$ sudo su postgres -c '/opt/local/lib/postgresql84/bin/initdb -D \

6. To make it run always, enter

sudo launchctl load -w /Library/LaunchDaemons/org.macports.postgresql84-server.plist

7. Start the db server using:

sudo launchctl start org.macports.postgresql84-server

8. Create a user called ‘postgres’ using your system admin username:

createuser --superuser <admin_username> -U postgres

9. Now try creating and removing a db to test if everything worked:

createdb temp
psql temp - this should take you into a db sql prompt
dropdb temp

10. Now install the ‘pg’ gem which acts as an adapter between your Rails app and the postgres db. The best way to install is to include it in your Rails app’s Gemfile and run ‘bundle install’.

11. Next, create a new app temporarily in order to know the format of your new database.yml file for the postgresql db that will be created.

rails new temp_app -d postgresql

Open and view the ‘config/database.yml’ file. Take a back up of your sqlite3 database.yml and copy this newly created file to your Rails app into ‘config/’. Change the username and database names accordingly as it would be set to ‘temp_app’ and ‘temp_app_development’. Other values can stay the same.

12. Create the database with the name you set in the above database.yml file

createdb myapp_development

13. Now run ‘rake db:migrate’ to create the tables according to the schema.rb file. This will create the same tables as your sqlite3 database in the new postgres database.

14. If your sqlite3 db has data, get its dump using:

sqlite3 db/development.sqlite3 .dump > sqlite3-db.dump

15. I read somewhere that one should be able to import this dump into the postgres database but that did not work for me. A simple script should be able to run the ‘INSERT’ commands listed in the dump file into your new postgres db (psql into the db, run INSERT commands). Make sure that you use single quotes around any numbers that are present in the sqlite3 dump data, such as IDs. You might also have to make sure your IDs are unique.

16. Restart your app and now your new data should be getting inserted into the Postgres database.

17. If you use Heroku, then push in all the changes to the files. Then, run the following:

:myapp$ heroku rake db:migrate

Install the gem ‘taps’ that will allow pushing your local data to the Heroku server (which will now also use Postgresql!)

:myapp$ heroku db:push


PS: If you see a segmentation fault issue upon access to the Postgres database, then set the following env. variable:

export RUBYOPT='-r openssl'

Techcrunch Disrupt SF 2011

Nice bunch of companies pitched at TC Disrupt SF. Some that I really liked:

1. Trello – Great interface for a team to divide tasks and see who’s doing what. Reminds you of Google Wave, but a really simple easy to use interface, that can be used by non-software development teams as well. And its free!
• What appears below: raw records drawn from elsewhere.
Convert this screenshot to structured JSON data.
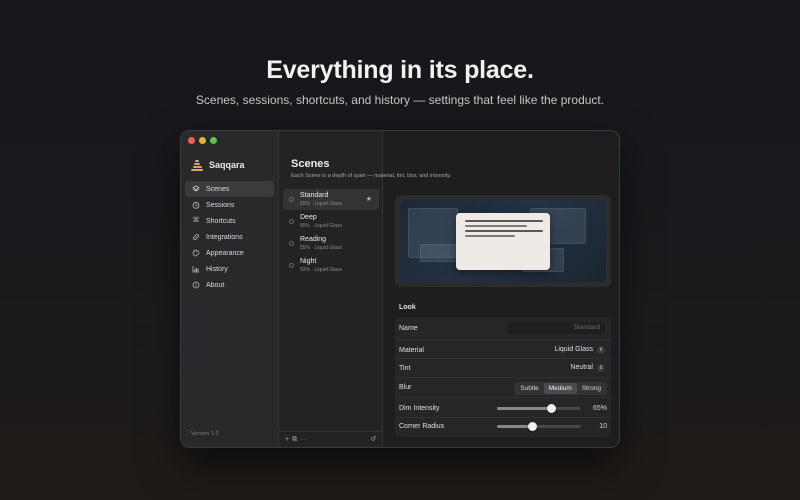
{
  "hero": {
    "title": "Everything in its place.",
    "subtitle": "Scenes, sessions, shortcuts, and history — settings that feel like the product."
  },
  "app": {
    "name": "Saqqara",
    "version": "Version 1.0",
    "accent": "#d6a768"
  },
  "sidebar": {
    "items": [
      {
        "label": "Scenes",
        "icon": "layers-icon",
        "active": true
      },
      {
        "label": "Sessions",
        "icon": "timer-icon",
        "active": false
      },
      {
        "label": "Shortcuts",
        "icon": "command-icon",
        "active": false
      },
      {
        "label": "Integrations",
        "icon": "link-icon",
        "active": false
      },
      {
        "label": "Appearance",
        "icon": "palette-icon",
        "active": false
      },
      {
        "label": "History",
        "icon": "chart-icon",
        "active": false
      },
      {
        "label": "About",
        "icon": "info-icon",
        "active": false
      }
    ]
  },
  "main": {
    "title": "Scenes",
    "subtitle": "Each Scene is a depth of quiet — material, tint, blur, and intensity."
  },
  "scenes": [
    {
      "name": "Standard",
      "meta": "65% · Liquid Glass",
      "starred": true,
      "active": true
    },
    {
      "name": "Deep",
      "meta": "85% · Liquid Glass",
      "starred": false,
      "active": false
    },
    {
      "name": "Reading",
      "meta": "55% · Liquid Glass",
      "starred": false,
      "active": false
    },
    {
      "name": "Night",
      "meta": "92% · Liquid Glass",
      "starred": false,
      "active": false
    }
  ],
  "list_footer": {
    "add": "+",
    "duplicate": "⧉",
    "more": "···",
    "reset": "↺"
  },
  "look": {
    "section_title": "Look",
    "name_label": "Name",
    "name_placeholder": "Standard",
    "material_label": "Material",
    "material_value": "Liquid Glass",
    "tint_label": "Tint",
    "tint_value": "Neutral",
    "blur_label": "Blur",
    "blur_options": [
      "Subtle",
      "Medium",
      "Strong"
    ],
    "blur_selected": "Medium",
    "dim_label": "Dim Intensity",
    "dim_value": 65,
    "dim_display": "65%",
    "radius_label": "Corner Radius",
    "radius_value": 10,
    "radius_max": 24,
    "radius_display": "10"
  }
}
2. Vocra – Always had this idea, and I’m glad to see it happen. Speak in the language you know and it speaks out in a language you would like to communicate in. What an awesome way to talk to people in a foreign country!